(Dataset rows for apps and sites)

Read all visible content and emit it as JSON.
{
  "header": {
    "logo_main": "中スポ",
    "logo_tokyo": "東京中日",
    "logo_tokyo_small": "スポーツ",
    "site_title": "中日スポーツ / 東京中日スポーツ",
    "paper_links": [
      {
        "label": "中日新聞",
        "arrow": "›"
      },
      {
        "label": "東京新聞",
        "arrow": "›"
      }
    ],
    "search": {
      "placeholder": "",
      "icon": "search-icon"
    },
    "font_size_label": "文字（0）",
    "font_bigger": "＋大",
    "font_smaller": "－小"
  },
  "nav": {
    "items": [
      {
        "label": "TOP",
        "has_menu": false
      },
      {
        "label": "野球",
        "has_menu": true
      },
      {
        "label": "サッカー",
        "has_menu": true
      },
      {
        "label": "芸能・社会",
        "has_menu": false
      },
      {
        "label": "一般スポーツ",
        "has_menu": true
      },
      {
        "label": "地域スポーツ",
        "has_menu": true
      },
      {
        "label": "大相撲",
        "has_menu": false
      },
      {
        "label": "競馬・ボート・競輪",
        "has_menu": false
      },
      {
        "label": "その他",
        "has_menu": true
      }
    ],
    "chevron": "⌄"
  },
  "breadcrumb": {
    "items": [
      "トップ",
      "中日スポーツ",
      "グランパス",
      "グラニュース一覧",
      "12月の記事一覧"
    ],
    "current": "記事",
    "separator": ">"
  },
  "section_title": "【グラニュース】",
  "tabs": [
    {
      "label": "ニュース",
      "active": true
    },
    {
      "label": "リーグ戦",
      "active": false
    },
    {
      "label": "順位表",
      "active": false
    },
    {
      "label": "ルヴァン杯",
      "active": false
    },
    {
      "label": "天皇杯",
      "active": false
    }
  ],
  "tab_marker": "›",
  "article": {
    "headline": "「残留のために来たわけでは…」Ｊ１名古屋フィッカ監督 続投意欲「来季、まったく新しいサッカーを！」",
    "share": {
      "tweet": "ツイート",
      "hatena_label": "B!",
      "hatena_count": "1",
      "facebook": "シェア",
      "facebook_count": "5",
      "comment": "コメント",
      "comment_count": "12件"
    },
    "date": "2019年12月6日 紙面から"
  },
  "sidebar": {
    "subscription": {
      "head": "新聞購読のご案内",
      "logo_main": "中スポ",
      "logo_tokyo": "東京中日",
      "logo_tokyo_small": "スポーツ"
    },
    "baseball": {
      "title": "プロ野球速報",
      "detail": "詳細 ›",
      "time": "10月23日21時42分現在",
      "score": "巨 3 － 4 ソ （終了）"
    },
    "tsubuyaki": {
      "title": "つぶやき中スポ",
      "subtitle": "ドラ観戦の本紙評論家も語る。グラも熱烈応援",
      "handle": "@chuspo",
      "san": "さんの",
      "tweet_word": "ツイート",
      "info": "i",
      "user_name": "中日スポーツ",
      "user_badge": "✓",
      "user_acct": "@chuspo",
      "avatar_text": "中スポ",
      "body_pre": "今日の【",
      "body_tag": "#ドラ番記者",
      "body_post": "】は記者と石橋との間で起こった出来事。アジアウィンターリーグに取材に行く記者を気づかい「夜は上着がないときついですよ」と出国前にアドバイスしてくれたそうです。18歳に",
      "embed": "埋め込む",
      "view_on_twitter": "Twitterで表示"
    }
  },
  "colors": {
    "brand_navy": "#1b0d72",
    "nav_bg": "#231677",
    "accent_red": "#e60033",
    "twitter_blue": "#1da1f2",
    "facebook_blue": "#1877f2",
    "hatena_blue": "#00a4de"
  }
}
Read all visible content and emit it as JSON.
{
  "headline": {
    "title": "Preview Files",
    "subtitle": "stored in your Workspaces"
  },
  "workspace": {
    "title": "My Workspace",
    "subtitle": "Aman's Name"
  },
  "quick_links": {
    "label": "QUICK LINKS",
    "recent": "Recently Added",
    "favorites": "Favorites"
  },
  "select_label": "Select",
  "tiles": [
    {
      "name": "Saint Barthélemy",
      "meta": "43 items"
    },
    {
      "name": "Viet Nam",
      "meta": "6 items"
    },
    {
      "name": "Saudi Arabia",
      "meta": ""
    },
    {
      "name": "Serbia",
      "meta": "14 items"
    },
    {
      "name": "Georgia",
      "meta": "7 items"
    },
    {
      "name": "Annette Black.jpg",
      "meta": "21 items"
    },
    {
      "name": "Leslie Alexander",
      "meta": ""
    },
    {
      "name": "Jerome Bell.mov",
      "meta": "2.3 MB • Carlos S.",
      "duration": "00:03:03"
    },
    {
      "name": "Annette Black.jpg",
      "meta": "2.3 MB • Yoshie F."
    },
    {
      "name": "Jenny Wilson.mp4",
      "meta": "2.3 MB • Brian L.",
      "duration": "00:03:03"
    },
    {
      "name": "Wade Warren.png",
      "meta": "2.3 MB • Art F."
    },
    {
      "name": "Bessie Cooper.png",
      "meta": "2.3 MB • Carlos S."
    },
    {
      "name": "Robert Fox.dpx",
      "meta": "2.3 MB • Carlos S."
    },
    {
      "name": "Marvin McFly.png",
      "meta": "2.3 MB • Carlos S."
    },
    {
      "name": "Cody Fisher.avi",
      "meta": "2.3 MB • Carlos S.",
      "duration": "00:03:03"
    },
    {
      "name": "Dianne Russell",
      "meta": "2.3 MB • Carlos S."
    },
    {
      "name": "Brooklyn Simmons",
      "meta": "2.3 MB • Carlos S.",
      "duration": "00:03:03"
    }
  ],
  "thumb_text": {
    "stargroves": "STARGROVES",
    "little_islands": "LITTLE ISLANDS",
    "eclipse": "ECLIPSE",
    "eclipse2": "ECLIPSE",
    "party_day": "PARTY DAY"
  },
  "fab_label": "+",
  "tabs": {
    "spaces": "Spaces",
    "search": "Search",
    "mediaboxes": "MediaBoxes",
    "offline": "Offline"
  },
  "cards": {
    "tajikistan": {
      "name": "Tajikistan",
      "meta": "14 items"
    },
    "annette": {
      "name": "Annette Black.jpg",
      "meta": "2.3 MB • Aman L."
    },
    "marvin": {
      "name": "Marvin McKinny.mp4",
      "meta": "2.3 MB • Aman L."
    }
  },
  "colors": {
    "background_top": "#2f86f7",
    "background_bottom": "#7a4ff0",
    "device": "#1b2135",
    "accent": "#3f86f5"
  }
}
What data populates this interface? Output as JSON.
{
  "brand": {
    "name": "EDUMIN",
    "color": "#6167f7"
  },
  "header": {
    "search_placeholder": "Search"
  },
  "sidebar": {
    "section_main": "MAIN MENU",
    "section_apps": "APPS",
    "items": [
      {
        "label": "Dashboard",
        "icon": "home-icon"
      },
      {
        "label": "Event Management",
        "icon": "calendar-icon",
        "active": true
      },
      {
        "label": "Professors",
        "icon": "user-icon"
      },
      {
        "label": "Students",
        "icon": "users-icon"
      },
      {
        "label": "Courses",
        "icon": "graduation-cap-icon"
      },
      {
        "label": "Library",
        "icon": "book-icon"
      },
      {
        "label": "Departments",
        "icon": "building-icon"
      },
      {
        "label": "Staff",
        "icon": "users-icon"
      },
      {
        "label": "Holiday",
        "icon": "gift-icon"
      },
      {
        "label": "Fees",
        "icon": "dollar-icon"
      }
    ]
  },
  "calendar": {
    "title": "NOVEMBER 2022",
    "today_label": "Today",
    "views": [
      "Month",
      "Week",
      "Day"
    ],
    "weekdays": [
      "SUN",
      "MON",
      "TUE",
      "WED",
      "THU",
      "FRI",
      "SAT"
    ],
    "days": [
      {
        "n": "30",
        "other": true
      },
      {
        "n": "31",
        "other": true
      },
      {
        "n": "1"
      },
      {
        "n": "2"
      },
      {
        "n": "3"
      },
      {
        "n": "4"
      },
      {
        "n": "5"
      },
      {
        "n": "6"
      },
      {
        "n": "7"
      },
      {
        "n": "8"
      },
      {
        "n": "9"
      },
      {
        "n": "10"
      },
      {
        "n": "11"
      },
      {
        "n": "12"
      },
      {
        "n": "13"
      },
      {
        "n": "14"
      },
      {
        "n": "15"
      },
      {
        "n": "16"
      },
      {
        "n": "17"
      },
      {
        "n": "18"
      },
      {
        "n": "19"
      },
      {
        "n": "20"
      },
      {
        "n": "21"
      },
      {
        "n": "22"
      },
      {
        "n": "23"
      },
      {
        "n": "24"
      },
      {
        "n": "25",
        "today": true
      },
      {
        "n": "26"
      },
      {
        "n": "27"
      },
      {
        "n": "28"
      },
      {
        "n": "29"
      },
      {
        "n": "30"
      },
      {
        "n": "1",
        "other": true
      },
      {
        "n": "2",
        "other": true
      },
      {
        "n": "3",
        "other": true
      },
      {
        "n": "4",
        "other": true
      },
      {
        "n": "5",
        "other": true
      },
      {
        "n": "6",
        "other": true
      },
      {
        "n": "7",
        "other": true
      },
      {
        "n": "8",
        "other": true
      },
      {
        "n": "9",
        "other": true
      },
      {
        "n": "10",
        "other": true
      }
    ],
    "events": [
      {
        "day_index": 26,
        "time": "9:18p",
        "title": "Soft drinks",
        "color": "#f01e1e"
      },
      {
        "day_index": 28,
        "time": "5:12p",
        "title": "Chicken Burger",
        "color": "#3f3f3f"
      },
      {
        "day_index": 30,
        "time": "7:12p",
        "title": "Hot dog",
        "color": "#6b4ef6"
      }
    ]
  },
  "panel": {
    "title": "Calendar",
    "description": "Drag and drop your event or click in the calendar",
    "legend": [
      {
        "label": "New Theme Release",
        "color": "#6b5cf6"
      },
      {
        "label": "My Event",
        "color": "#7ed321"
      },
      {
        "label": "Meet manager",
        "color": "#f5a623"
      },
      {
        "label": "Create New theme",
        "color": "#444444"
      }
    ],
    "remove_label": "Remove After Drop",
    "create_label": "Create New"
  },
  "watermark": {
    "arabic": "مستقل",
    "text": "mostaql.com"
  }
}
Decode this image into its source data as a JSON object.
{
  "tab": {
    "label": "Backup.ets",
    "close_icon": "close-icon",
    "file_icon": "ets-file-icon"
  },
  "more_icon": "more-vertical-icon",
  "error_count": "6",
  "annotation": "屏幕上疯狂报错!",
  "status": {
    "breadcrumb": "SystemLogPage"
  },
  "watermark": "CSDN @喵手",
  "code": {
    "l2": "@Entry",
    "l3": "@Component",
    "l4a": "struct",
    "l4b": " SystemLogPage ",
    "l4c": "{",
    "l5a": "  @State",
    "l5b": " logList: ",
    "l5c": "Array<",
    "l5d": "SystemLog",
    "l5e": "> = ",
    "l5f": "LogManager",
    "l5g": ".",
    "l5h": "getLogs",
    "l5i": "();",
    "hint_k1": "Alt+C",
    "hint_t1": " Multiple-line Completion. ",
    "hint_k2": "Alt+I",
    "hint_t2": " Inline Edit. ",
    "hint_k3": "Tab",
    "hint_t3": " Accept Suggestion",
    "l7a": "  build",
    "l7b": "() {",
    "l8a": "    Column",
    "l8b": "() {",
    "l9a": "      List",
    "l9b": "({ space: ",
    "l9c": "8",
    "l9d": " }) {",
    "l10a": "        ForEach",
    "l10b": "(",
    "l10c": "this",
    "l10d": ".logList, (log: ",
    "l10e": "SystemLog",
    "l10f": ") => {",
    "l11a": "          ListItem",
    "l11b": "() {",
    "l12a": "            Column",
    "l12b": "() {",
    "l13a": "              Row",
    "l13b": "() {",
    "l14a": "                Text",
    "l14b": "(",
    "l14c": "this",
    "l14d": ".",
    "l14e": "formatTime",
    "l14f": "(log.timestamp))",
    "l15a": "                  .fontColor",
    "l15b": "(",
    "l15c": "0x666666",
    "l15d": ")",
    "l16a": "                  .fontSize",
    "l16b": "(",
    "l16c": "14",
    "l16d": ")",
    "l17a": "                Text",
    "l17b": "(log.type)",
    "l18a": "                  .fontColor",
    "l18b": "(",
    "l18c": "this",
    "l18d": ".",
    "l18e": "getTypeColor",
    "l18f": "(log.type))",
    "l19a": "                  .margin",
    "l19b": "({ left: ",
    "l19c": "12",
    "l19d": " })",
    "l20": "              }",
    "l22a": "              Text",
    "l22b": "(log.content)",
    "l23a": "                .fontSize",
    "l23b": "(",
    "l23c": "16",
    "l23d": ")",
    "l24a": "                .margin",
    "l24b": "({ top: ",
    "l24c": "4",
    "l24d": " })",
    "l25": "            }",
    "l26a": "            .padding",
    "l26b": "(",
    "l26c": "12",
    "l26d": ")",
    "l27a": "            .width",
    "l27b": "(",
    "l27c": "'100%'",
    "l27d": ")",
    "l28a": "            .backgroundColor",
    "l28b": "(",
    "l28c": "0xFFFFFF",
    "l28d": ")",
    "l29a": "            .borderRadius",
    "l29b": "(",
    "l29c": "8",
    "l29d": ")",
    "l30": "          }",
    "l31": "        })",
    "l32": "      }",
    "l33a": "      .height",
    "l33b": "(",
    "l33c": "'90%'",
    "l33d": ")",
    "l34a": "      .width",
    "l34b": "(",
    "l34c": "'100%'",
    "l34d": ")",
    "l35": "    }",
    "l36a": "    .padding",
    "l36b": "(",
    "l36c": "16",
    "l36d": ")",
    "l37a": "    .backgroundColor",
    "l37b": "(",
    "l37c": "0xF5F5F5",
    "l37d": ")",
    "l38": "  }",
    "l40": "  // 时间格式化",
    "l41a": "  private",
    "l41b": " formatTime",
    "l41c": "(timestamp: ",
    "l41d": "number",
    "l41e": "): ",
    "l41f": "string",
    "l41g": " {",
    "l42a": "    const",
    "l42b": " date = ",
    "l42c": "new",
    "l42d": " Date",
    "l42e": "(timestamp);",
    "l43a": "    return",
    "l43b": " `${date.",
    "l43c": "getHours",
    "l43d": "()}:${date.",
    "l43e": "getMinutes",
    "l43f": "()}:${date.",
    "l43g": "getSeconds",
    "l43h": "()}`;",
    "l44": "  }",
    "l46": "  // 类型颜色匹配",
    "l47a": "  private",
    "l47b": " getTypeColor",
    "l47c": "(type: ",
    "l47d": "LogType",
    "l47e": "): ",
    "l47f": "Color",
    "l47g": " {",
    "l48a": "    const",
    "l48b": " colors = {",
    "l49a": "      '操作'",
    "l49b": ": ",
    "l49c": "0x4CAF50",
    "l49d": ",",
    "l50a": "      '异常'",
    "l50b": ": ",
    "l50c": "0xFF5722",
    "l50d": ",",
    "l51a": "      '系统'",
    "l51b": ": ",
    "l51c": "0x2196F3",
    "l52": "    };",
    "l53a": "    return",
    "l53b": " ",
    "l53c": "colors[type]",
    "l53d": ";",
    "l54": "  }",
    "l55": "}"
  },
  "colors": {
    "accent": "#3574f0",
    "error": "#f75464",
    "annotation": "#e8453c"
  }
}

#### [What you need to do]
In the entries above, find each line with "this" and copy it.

#### [The completed task]
What data populates this interface? Output as JSON.
Decode this image into its source data as a JSON object.
    "l10c": "this",
    "l14c": "this",
    "l18c": "this",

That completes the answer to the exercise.